The cycle track continues around the perimeter of Chepstow and then once again on the road it climbs out past the race course.

The descent into Tintern was long and fun with a wonderful panorama of the Abbey and the Wye valley opening up.

The magnificent Tintern Abbey

The magnificent Tintern Abbey

The ride along the river – was very pleasant. There was little traffic – frequent glimpses of the river and lots of spring flowers by the roadside.

The next stop was Monmouth. Food was required once more – and Waitrose sandwiches and yoghurt hit the spot. North of Monmouth our route took us on smaller roads and became increasingly hilly. We had occasional tantalising glimpses of the Black Mountains to the West. One notable hill we climbed was at Grosmont but we were distracted by the spectacular magnolia blossom and vibrant aubrietia tumbling out over the cottage walls.

We dropped down into The Dore valley, stopping off for coffee and cake at Abbey Dore – where the 12th century Abbey buildings took us by surprise.

Coffee and cake at Abbey Dore ...all good.

Coffee and cake at Abbey Dore …all good.

The area of Herefordshire we were passing through was very rural, some orchards, lots of sheep, Bacton Stud and some arable land where the soil was more pink than brown.

The road through the Golden Valley, occupied by the River Dore undulated constantly with the occasional steeper hill. At Dorstone we left the B4348 and climbed up a 25% hill (Arthurs Stone).

That's 1 in 4 to you and me!

That’s 1 in 4 to you and me!

To be entirely honest – we pushed the bikes and walked up most of it. The view from the top of our onward route to the North was extensive. We stopped for more food making our table on a roadside gritbox. Even though this was a high point, it was out of the wind and warm in the sunshine. After a steep descent we crossed the Wye for the 4th and last time and battled our way against the every strengthening wind into Eardisley.

We passed through a huge variety of different landscapes today. It is one of the joys of this ride so far, to experience the very different environments we are passing through. The views change constantly and there is always something interesting to distract us from the physical exertion.
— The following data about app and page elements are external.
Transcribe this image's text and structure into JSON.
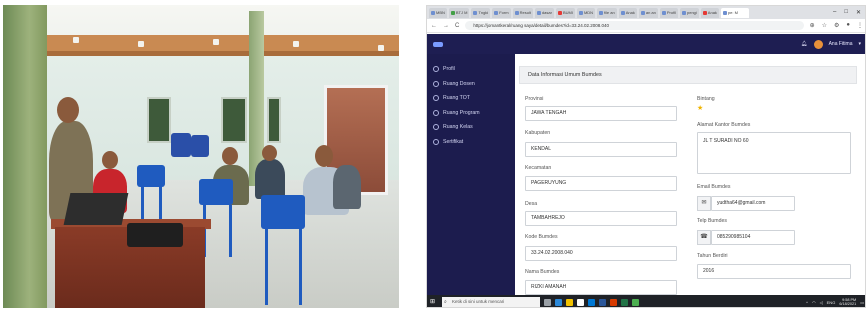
{
  "colors": {
    "navbar": "#1e1e52",
    "sidebar": "#1c1c4e",
    "star": "#f0b400",
    "taskbar": "#1f2227"
  },
  "browser": {
    "tabs": [
      "MBN",
      "BTJ M",
      "Tngki",
      "Form",
      "Result",
      "dasar",
      "BUMI",
      "MDN",
      "file an",
      "Anak",
      "an an",
      "Profil",
      "pengi",
      "Anak",
      "pe: M"
    ],
    "url": "https://jomantkeral/ruang saya/detail/bumdes?id=33.24.02.2008.040",
    "nav_back": "←",
    "nav_forward": "→",
    "nav_reload": "C",
    "win_min": "–",
    "win_max": "□",
    "win_close": "✕"
  },
  "app": {
    "user_name": "Ana Fitima",
    "sidebar": [
      {
        "label": "Profil",
        "icon": "user-icon"
      },
      {
        "label": "Ruang Dosen",
        "icon": "globe-icon"
      },
      {
        "label": "Ruang TOT",
        "icon": "globe-icon"
      },
      {
        "label": "Ruang Program",
        "icon": "globe-icon"
      },
      {
        "label": "Ruang Kelas",
        "icon": "globe-icon"
      },
      {
        "label": "Sertifikat",
        "icon": "users-icon"
      }
    ],
    "card_title": "Data Informasi Umum Bumdes",
    "fields": {
      "provinsi_label": "Provinsi",
      "provinsi_value": "JAWA TENGAH",
      "kabupaten_label": "Kabupaten",
      "kabupaten_value": "KENDAL",
      "kecamatan_label": "Kecamatan",
      "kecamatan_value": "PAGERUYUNG",
      "desa_label": "Desa",
      "desa_value": "TAMBAHREJO",
      "kode_label": "Kode Bumdes",
      "kode_value": "33.24.02.2008.040",
      "nama_label": "Nama Bumdes",
      "nama_value": "RIZKI AMANAH",
      "bintang_label": "Bintang",
      "rating_stars": 1,
      "alamat_label": "Alamat Kantor Bumdes",
      "alamat_value": "JL T SURADI NO 60",
      "email_label": "Email Bumdes",
      "email_value": "yudtha64@gmail.com",
      "telp_label": "Telp Bumdes",
      "telp_value": "085290985104",
      "tahun_label": "Tahun Berdiri",
      "tahun_value": "2016"
    }
  },
  "taskbar": {
    "search_placeholder": "Ketik di sini untuk mencari",
    "time": "9:58 PM",
    "date": "6/18/2021",
    "lang": "ENG"
  }
}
I usually ride circular routes on day rides, so the terrain tends to be similar during the route. On a linear course of 70 miles or so we are being treated to constantly changing terrain and wonderful views.

After Eardisley another 10 miles of gentle ascent into the wind was all that remained before we left the A4111 and descended into our destination town of Kington.

Kington is a small town which was largely closed. We tried to buy postcards but were told the town was too boring to have any!

In the absence of a yoga belt...

In the absence of a yoga belt…

The YHA is conveniently near the shops and we are the only occupants this evening.

Tomorrow’s weather forecast is good. The wind is still from the North but significantly lighter. We’ll be having extra porridge for breakfast as we know the first couple of hours will have some long, steep hills We are aiming to get North of Whitchurch in the afternoon and then continue to the Delamere Forest towards Frodsham.

The GPX file for today’s ride is here.

6 thoughts on “Day 4: Bristol to Kington – A bridge, an abbey and a very steep hill

  1. Louis

    You need to change the name of this blog, from old bat to ‘Flying’ bat!! You’re eating those miles and hills, well done…

  2. choppy123

    Wow,you are doing really well, how sad about Kington being too boring to have postcards, that is where my ancestors come from 🙂

    1. Barbara

      Yes it is sad that the Chamber of Commerce had failed to procure any interesting images to make postcards. It is an interesting historic town surrounded by wonderful countryside. The people we met there were all very welcoming and helpful

  3. Pingback: How did the kit work? | Old Bat On A Bike.

Leave a Reply

Fill in your details below or click an icon to log in: Logo

You are commenting using your account. Log Out /  Change )

Google photo

You are commenting using your Google account. Log Out /  Change )

Twitter picture

You are commenting using your Twitter account. Log Out /  Change )

Facebook photo

You are commenting using your Facebook account. Log Out /  Change )

Connecting to %s

This site uses Akismet to reduce spam. Learn how your comment data is processed.